Ind. Decisions - Fourteen New Cases Added to the Indiana Supreme Court’s Oral Argument Calendar

Commentary by Joel Schumm, professor at Indiana University's Robert H. McKinney School of Law

Updating this post from November 27, in the past month the Indiana Supreme Court has added the following fourteen cases to its oral argument calendar.

THU, APR 24, 2014 at 9:45 AM Robert Corbin v. State of Indiana FP Granted
THU, APR 24, 2014 at 9:00 AM Curtis Sample v. State of Indiana NFP Granted
THU, APR 10, 2014 at 10:30 AM Nick McIlquham v. State of Indiana FP Granted
THU, APR 3, 2014 at 9:45 AM Phillip J. Griffin v. State of Indiana FP Granted
THU, APR 3, 2014 at 9:00 AM Keion Gaddie v. State of Indiana FP Granted
THU, MAR 20, 2014 at 10:30 AM Matter of C.H.; J.E. v. L.H. NFP* Granted
THU, MAR 20, 2014 at 9:45 AM Detona Sargent v. State of Indiana (civil) FP Granted
THU, MAR 20, 2014 at 9:00 AM Randy L. Knapp v. State of Indiana Direct appeal (LWOP)
THU, MAR 13, 2014 at 10:30 AM Paternity of I.B., K.H. v. L.B. NFP* Pending
THU, MAR 13, 2014 at 9:45 AM Michael E. Lyons, et al. v. Richmond Community School Corporation, et al. FP Granted
THU, MAR 13, 2014 at 9:00 AM Mayor Gregory Ballard v. Maggie Lewis, et al. Direct appeal 56(A)
THU, FEB 13, 2014 at 10:30 AM Kenyatta Erkins and Ugbe Ojile v. State of Indiana FP Granted
THU, FEB 13, 2014 at 9:45 AM Christopher Cross v. State of Indiana FP Granted
THU, FEB 13, 2014 at 9:00 AM William Eisele v. State of Indiana NFP Pending
*Motion to publish denied

Two of the fourteen cases are direct appeals. Ballard v. Lewis is the Marion County City-County Council redistricting case in which the Court granted emergency transfer under Appellate Rule 56(A). Knapp v. State is a life without parole case, which is a direct appeal to the Supreme Court under Appellate Rule 4(A)(1)(a).

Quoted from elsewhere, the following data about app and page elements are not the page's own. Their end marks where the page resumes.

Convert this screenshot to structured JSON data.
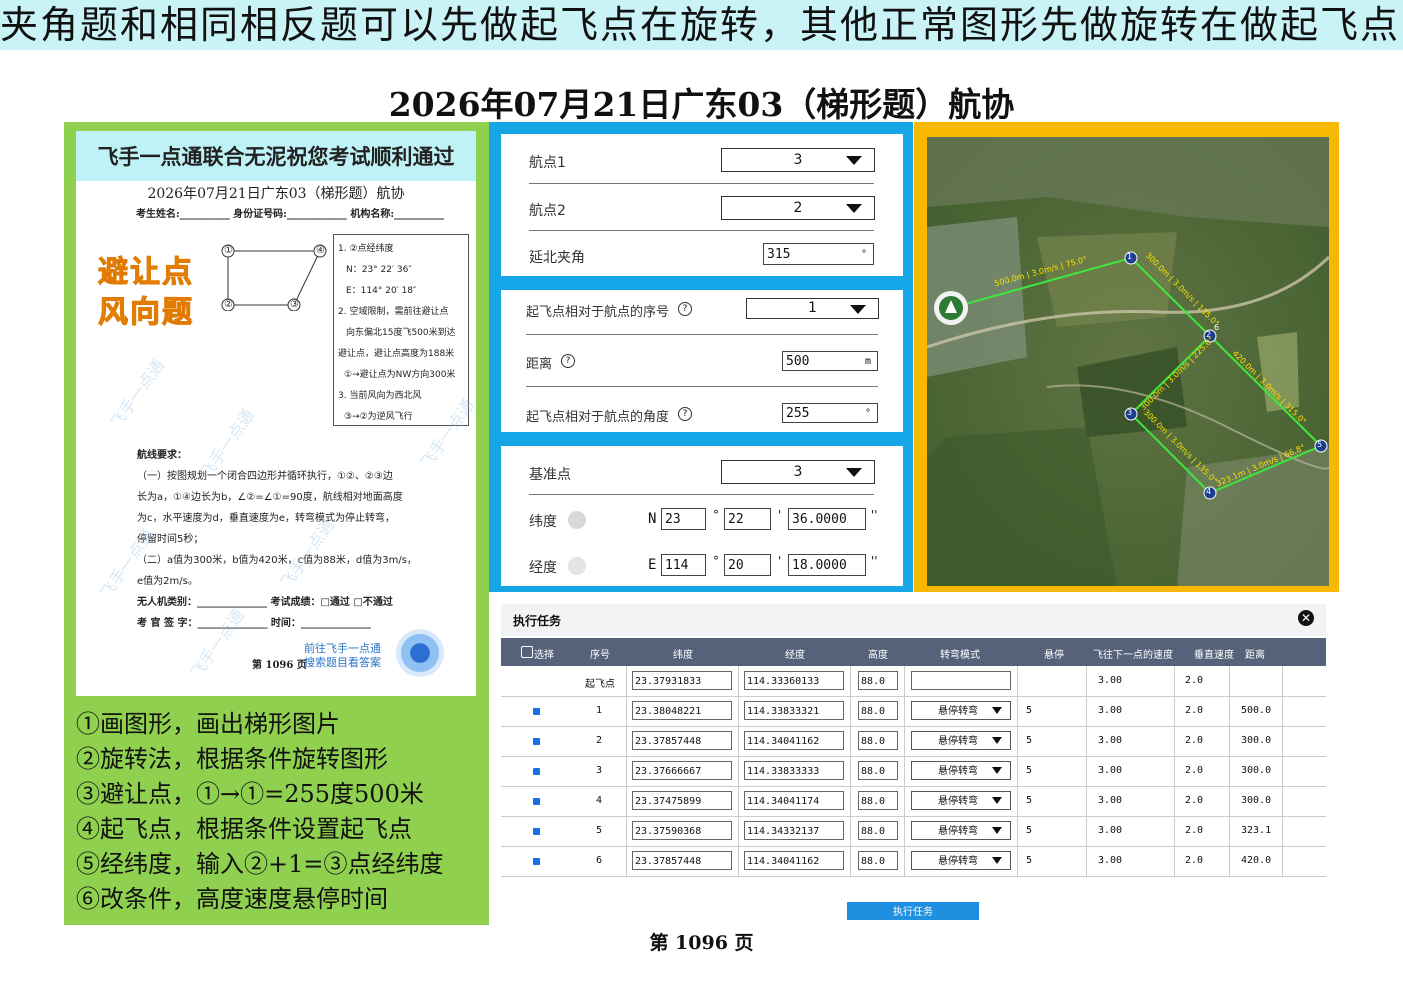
{
  "banner": "夹角题和相同相反题可以先做起飞点在旋转，其他正常图形先做旋转在做起飞点",
  "main_title": "2026年07月21日广东03（梯形题）航协",
  "doc": {
    "header": "飞手一点通联合无泥祝您考试顺利通过",
    "title": "2026年07月21日广东03（梯形题）航协",
    "sig_line": "考生姓名:__________ 身份证号码:____________ 机构名称:__________",
    "stamp1": "避让点",
    "stamp2": "风向题",
    "points": [
      "①",
      "②",
      "③",
      "④"
    ],
    "conditions": [
      "1. ②点经纬度",
      "N：23° 22′ 36″",
      "E：114° 20′ 18″",
      "2. 空域限制，需前往避让点",
      "向东偏北15度飞500米到达",
      "避让点，避让点高度为188米",
      "①→避让点为NW方向300米",
      "3. 当前风向为西北风",
      "③→②为逆风飞行"
    ],
    "req_title": "航线要求：",
    "requirements": [
      "（一）按图规划一个闭合四边形并循环执行，①②、②③边",
      "长为a，①④边长为b，∠②=∠①=90度，航线相对地面高度",
      "为c，水平速度为d，垂直速度为e，转弯模式为停止转弯，",
      "停留时间5秒；",
      "（二）a值为300米，b值为420米，c值为88米，d值为3m/s，",
      "e值为2m/s。"
    ],
    "type_line": "无人机类别：______________  考试成绩：□通过  □不通过",
    "examiner_line": "考 官 签 字：______________  时间：______________",
    "qr_hint1": "前往飞手一点通",
    "qr_hint2": "搜索题目看答案",
    "page_num": "第 1096 页",
    "watermark": "飞手一点通"
  },
  "steps": [
    "①画图形，画出梯形图片",
    "②旋转法，根据条件旋转图形",
    "③避让点，①→①=255度500米",
    "④起飞点，根据条件设置起飞点",
    "⑤经纬度，输入②+1=③点经纬度",
    "⑥改条件，高度速度悬停时间"
  ],
  "rotation_form": {
    "wp1_label": "航点1",
    "wp1_value": "3",
    "wp2_label": "航点2",
    "wp2_value": "2",
    "angle_label": "延北夹角",
    "angle_value": "315",
    "angle_unit": "°"
  },
  "takeoff_form": {
    "index_label": "起飞点相对于航点的序号",
    "index_value": "1",
    "dist_label": "距离",
    "dist_value": "500",
    "dist_unit": "m",
    "angle_label": "起飞点相对于航点的角度",
    "angle_value": "255",
    "angle_unit": "°",
    "help": "?"
  },
  "base_form": {
    "base_label": "基准点",
    "base_value": "3",
    "lat_label": "纬度",
    "lat_prefix": "N",
    "lat_deg": "23",
    "lat_min": "22",
    "lat_sec": "36.0000",
    "lon_label": "经度",
    "lon_prefix": "E",
    "lon_deg": "114",
    "lon_min": "20",
    "lon_sec": "18.0000",
    "deg_mark": "°",
    "min_mark": "'",
    "sec_mark": "''"
  },
  "map": {
    "labels": [
      "1",
      "2",
      "3",
      "4",
      "5",
      "6"
    ],
    "segments": [
      "500.0m | 3.0m/s | 75.0°",
      "300.0m | 3.0m/s | 135.0°",
      "300.0m | 3.0m/s | 225.0°",
      "300.0m | 3.0m/s | 135.0°",
      "323.1m | 3.0m/s | 66.8°",
      "420.0m | 3.0m/s | 315.0°"
    ]
  },
  "task": {
    "title": "执行任务",
    "close": "✕",
    "headers": [
      "选择",
      "序号",
      "纬度",
      "经度",
      "高度",
      "转弯模式",
      "悬停",
      "飞往下一点的速度",
      "垂直速度",
      "距离"
    ],
    "rows": [
      {
        "idx": "起飞点",
        "lat": "23.37931833",
        "lon": "114.33360133",
        "alt": "88.0",
        "mode": "",
        "hover": "",
        "speed": "3.00",
        "vspeed": "2.0",
        "dist": ""
      },
      {
        "idx": "1",
        "lat": "23.38048221",
        "lon": "114.33833321",
        "alt": "88.0",
        "mode": "悬停转弯",
        "hover": "5",
        "speed": "3.00",
        "vspeed": "2.0",
        "dist": "500.0"
      },
      {
        "idx": "2",
        "lat": "23.37857448",
        "lon": "114.34041162",
        "alt": "88.0",
        "mode": "悬停转弯",
        "hover": "5",
        "speed": "3.00",
        "vspeed": "2.0",
        "dist": "300.0"
      },
      {
        "idx": "3",
        "lat": "23.37666667",
        "lon": "114.33833333",
        "alt": "88.0",
        "mode": "悬停转弯",
        "hover": "5",
        "speed": "3.00",
        "vspeed": "2.0",
        "dist": "300.0"
      },
      {
        "idx": "4",
        "lat": "23.37475899",
        "lon": "114.34041174",
        "alt": "88.0",
        "mode": "悬停转弯",
        "hover": "5",
        "speed": "3.00",
        "vspeed": "2.0",
        "dist": "300.0"
      },
      {
        "idx": "5",
        "lat": "23.37590368",
        "lon": "114.34332137",
        "alt": "88.0",
        "mode": "悬停转弯",
        "hover": "5",
        "speed": "3.00",
        "vspeed": "2.0",
        "dist": "323.1"
      },
      {
        "idx": "6",
        "lat": "23.37857448",
        "lon": "114.34041162",
        "alt": "88.0",
        "mode": "悬停转弯",
        "hover": "5",
        "speed": "3.00",
        "vspeed": "2.0",
        "dist": "420.0"
      }
    ],
    "run_label": "执行任务"
  },
  "footer": "第 1096 页",
  "colors": {
    "green_panel": "#8fd04f",
    "blue_panel": "#14a6e6",
    "map_frame": "#f9b800",
    "route": "#3ee63e",
    "table_header": "#56627a"
  }
}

Of the remaining twelve transfer cases, one-third (4/12) involve unpublished opinions from the Court of Appeals. Interestingly, in two of those cases the losing party (Appellant) filed a motion to publish with the Court of Appeals, which was denied.

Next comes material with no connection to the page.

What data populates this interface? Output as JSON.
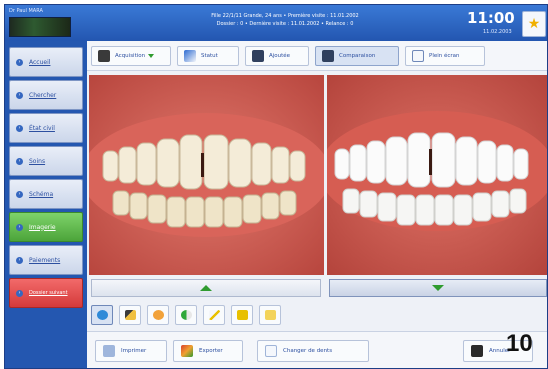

The earlier practice of scheduling oral argument to decide whether to grant appears to be declining. Less than 17% (2/12) of the transfer cases involve pending petitions to transfer.

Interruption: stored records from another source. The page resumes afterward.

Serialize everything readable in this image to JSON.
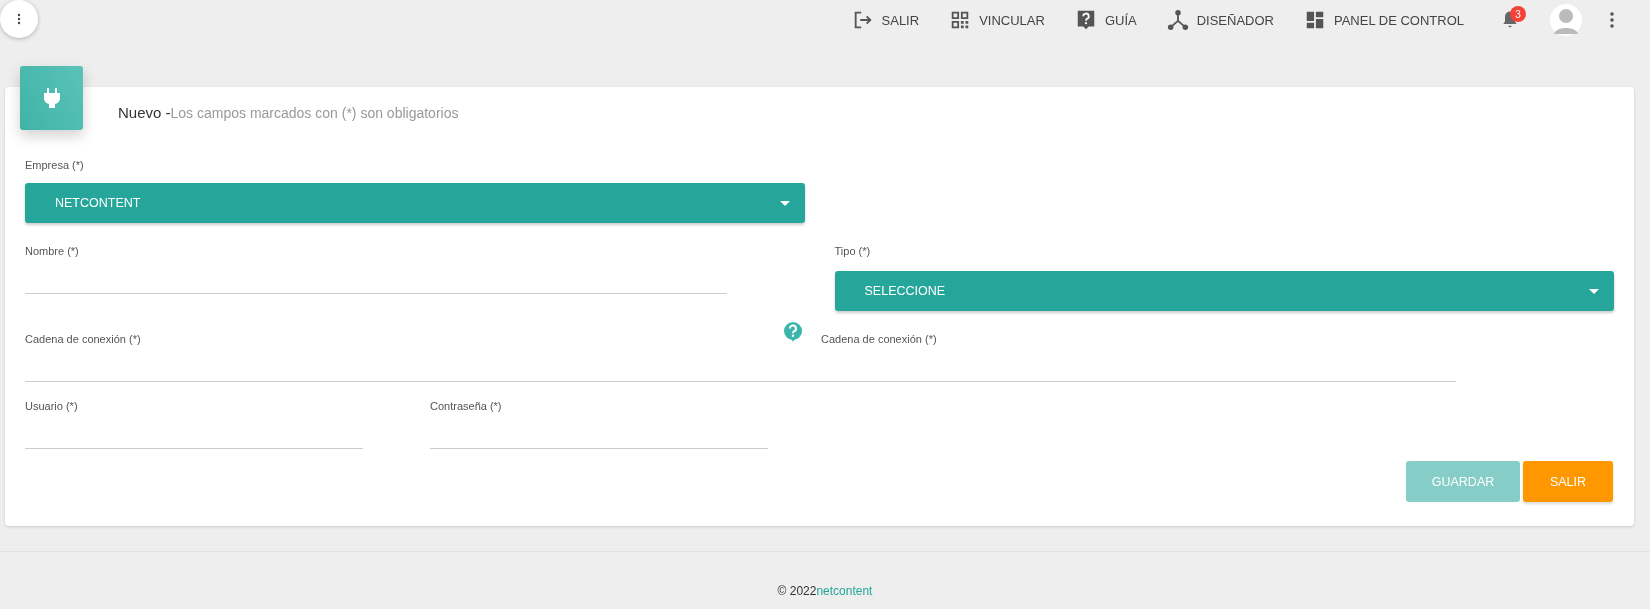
{
  "topbar": {
    "items": [
      {
        "kind": "exit",
        "label": "SALIR"
      },
      {
        "kind": "qr",
        "label": "VINCULAR"
      },
      {
        "kind": "help",
        "label": "GUÍA"
      },
      {
        "kind": "designer",
        "label": "DISEÑADOR"
      },
      {
        "kind": "dashboard",
        "label": "PANEL DE CONTROL"
      }
    ],
    "notification_count": "3"
  },
  "card": {
    "title": "Nuevo",
    "separator": "-",
    "subtitle": "Los campos marcados con (*) son obligatorios"
  },
  "form": {
    "empresa": {
      "label": "Empresa (*)",
      "value": "NETCONTENT"
    },
    "nombre": {
      "label": "Nombre (*)"
    },
    "tipo": {
      "label": "Tipo (*)",
      "value": "SELECCIONE"
    },
    "cadena": {
      "label": "Cadena de conexión (*)",
      "hint_label": "Cadena de conexión (*)"
    },
    "usuario": {
      "label": "Usuario (*)"
    },
    "contrasena": {
      "label": "Contraseña (*)"
    }
  },
  "buttons": [
    {
      "kind": "save",
      "label": "GUARDAR",
      "disabled": true
    },
    {
      "kind": "exit",
      "label": "SALIR",
      "disabled": false
    }
  ],
  "footer": {
    "copyright": "© 2022",
    "brand": "netcontent"
  }
}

Finally, almost 65% (9/14) of the arguments are in criminal cases. The three criminal cases argued on February 13 were scheduled for oral argument on fairly short notice. (The two cases that had previously been scheduled for oral argument on February 13 were removed from the calendar; one was continued, and the Court dismissed the petition in the other upon the request of the Appellant.) The order in Erkins/Ojile was issued January 16, and the orders in Eisele and Cross were issued on February 4. As counsel in one of those cases, I can report that the court administrator calls and secures counsels’ consent before scheduling oral argument with less than a month’s notice.

Posted by Marcia Oddi on March 3, 2014 11:42 AM
Posted to Schumm - Commentary